Know where you stand. A handy way to contrast your views with those of the incumbents and challengers is to make your own checklist of twenty issues, explain where you stand and then send your list to the candidates. See how their list or their actual record matches up to your own.
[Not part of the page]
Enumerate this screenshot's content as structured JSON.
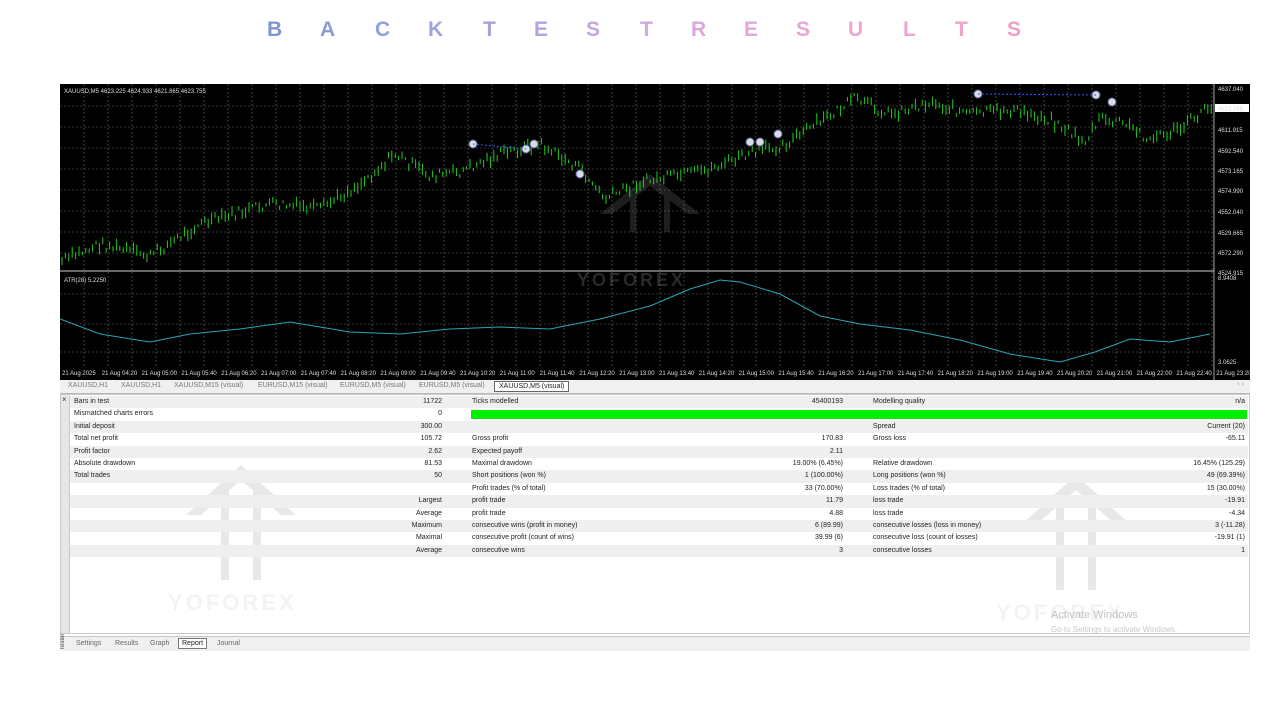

Ask the tough questions. These are the questions that politicians like to avoid. They include whether they are willing to debate their opponents and how often, why they avoid talking about and doing something about corporate power and its expanding controls over peoples lives, or how they plan to shift power from these global corporate supremacists to the people. Ask them to speak of solutions to the major problems confronting our country. Politicians often avoid defining solutions that upset their commercial financiers (this includes a range of issues, such as energy efficiency, lower drug prices, reducing sprawl, safer food, and clean elections). Ask members of Congress to explain why they keep giving themselves annual salary increases and generous benefits, and yet turn cold at doing the same for the minimum wage, health insurance, or pension protections. All in all, it takes a little work and some time to become a super-voter, impervious to manipulation by politicians who intend to flatter, fool, and flummox. But I dare suggest that this education can also be fun, that the pursuit of justice can offer great benefits to the pursuit of happiness, and that such civic engagement will help Americans today become better ancestors for tomorrow's descendants.